++++ Dataset excerpts ++++

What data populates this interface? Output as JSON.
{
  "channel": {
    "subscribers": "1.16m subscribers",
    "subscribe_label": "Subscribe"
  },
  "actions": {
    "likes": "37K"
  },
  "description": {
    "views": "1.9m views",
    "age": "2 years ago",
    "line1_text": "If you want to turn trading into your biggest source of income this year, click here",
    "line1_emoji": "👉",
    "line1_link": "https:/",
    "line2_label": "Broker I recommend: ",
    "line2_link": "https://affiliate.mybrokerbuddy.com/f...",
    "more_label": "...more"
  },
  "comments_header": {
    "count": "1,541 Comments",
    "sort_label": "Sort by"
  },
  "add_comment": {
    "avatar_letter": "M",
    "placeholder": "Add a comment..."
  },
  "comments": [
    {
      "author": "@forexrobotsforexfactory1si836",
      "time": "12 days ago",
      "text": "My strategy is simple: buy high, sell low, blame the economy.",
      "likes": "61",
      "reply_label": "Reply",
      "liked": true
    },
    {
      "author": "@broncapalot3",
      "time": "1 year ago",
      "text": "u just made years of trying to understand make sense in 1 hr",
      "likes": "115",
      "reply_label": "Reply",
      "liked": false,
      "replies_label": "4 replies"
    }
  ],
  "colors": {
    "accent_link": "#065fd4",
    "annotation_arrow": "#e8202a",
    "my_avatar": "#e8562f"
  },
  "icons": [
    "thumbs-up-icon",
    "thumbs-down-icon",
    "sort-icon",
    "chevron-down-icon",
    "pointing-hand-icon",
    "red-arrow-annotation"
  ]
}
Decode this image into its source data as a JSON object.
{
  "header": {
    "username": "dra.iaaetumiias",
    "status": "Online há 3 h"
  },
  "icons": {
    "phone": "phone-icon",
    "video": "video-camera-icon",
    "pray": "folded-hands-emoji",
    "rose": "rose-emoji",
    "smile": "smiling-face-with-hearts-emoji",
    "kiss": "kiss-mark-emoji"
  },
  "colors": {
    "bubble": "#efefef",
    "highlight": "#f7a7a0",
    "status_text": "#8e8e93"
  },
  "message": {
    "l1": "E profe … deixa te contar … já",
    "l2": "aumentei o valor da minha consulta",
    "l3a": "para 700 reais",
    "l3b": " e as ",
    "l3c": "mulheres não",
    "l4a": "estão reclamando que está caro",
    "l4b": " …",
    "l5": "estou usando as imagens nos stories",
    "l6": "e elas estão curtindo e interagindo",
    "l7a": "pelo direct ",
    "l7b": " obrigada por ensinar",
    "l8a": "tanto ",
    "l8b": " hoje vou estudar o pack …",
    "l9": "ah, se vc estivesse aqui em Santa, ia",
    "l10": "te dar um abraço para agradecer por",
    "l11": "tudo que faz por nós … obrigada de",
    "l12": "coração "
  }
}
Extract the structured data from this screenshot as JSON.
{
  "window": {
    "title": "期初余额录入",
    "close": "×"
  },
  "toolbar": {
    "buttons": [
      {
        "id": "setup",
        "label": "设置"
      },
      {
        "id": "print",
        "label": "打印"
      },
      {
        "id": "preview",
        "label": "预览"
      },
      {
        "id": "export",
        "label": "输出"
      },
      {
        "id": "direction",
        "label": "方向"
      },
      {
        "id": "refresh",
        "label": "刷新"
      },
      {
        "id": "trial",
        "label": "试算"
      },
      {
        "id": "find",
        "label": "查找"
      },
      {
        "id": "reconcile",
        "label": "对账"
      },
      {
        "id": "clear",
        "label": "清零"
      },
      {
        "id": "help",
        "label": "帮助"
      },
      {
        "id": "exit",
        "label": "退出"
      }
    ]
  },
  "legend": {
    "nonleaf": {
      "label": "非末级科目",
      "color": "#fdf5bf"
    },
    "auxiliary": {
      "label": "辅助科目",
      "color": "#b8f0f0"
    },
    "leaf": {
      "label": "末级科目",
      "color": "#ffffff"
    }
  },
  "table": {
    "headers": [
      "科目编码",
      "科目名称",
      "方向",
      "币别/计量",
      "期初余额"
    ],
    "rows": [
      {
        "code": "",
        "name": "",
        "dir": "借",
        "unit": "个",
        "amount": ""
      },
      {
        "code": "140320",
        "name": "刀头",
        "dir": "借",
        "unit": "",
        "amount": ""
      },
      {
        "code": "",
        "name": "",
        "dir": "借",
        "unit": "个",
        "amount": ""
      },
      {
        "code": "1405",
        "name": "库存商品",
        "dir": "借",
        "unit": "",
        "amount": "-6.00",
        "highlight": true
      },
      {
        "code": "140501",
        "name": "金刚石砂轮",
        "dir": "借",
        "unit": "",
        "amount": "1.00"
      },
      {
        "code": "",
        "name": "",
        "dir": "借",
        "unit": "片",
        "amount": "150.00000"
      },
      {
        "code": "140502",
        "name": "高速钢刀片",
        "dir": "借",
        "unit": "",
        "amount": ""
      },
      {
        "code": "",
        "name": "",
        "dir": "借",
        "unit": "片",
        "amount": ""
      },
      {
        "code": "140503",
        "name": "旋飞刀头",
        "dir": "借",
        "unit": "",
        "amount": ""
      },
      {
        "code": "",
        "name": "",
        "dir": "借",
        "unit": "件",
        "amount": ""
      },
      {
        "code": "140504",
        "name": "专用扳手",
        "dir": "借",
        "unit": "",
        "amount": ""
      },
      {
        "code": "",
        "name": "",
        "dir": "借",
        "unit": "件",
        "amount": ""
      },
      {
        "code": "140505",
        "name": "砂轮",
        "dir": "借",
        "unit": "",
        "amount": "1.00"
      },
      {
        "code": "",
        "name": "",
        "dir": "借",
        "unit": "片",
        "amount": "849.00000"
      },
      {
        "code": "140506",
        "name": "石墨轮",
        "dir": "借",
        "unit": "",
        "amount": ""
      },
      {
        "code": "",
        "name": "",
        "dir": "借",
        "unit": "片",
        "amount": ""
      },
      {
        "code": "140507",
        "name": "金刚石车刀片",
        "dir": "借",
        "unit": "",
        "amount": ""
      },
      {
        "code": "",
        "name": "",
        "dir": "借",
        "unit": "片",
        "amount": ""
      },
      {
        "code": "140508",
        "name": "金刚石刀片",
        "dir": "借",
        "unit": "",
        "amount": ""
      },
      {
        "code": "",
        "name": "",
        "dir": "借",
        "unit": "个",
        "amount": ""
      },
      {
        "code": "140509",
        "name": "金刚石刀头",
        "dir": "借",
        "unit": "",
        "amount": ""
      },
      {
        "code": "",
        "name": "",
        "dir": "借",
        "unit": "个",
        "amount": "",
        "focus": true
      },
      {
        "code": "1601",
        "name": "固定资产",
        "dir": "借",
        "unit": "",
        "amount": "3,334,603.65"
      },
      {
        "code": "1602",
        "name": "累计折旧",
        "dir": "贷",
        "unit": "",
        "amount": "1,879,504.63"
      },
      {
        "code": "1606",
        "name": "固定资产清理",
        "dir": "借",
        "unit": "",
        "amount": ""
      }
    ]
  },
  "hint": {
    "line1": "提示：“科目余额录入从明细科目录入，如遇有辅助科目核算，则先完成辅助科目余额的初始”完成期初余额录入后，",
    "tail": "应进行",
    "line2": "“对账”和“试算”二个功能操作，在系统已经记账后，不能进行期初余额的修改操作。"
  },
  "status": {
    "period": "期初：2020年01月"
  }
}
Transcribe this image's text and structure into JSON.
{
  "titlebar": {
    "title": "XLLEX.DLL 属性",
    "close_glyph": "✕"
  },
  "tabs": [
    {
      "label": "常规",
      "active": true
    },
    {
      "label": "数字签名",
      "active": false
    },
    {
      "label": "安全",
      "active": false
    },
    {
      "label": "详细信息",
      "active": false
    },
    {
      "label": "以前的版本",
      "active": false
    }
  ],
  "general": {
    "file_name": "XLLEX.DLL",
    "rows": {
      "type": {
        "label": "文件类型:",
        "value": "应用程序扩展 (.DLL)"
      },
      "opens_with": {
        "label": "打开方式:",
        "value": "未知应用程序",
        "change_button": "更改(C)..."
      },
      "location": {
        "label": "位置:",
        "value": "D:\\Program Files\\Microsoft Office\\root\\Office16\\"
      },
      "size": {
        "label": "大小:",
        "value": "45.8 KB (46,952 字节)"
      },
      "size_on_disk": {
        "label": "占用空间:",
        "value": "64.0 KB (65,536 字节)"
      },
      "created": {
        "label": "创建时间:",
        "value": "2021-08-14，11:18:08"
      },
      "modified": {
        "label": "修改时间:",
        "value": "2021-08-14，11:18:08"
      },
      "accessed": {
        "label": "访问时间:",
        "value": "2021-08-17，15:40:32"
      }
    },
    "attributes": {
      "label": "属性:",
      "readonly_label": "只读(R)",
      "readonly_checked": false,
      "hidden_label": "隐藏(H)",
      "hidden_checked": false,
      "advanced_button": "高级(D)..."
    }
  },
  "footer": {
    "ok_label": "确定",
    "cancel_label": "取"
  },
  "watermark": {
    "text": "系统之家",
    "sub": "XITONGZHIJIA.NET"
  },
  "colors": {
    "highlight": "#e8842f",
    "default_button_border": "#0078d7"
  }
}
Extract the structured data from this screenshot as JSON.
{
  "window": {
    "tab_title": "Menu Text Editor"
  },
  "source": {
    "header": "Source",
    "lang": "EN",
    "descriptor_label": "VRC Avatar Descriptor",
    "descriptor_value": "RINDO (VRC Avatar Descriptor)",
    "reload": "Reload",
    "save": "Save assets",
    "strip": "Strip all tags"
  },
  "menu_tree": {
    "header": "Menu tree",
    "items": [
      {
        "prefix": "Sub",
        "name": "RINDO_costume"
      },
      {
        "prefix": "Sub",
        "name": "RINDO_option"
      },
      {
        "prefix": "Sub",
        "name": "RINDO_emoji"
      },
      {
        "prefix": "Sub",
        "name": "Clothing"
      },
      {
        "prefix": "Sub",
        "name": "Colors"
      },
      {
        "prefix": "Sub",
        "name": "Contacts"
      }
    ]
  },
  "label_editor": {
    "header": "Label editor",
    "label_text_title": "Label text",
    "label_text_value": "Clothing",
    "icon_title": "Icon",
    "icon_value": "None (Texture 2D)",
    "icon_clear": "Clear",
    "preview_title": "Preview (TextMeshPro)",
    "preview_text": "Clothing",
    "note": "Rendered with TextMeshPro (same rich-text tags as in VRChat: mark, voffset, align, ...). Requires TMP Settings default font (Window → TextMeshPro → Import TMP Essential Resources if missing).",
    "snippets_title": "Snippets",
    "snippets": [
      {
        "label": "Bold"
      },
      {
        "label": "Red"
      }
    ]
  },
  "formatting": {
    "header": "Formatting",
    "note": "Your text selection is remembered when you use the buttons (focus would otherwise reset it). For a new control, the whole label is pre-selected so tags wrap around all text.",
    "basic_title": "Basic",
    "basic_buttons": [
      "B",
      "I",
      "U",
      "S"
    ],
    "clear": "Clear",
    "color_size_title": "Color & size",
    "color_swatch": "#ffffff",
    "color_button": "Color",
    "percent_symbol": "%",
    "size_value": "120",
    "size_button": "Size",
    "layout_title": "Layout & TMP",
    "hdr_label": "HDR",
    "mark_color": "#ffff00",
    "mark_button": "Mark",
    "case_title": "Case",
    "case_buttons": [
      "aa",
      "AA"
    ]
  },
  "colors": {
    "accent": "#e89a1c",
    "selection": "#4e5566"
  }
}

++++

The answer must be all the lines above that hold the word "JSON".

What data populates this interface? Output as JSON.
Decode this image into its source data as a JSON object.
Extract the structured data from this screenshot as JSON.
Transcribe this image's text and structure into JSON.
Extract the structured data from this screenshot as JSON.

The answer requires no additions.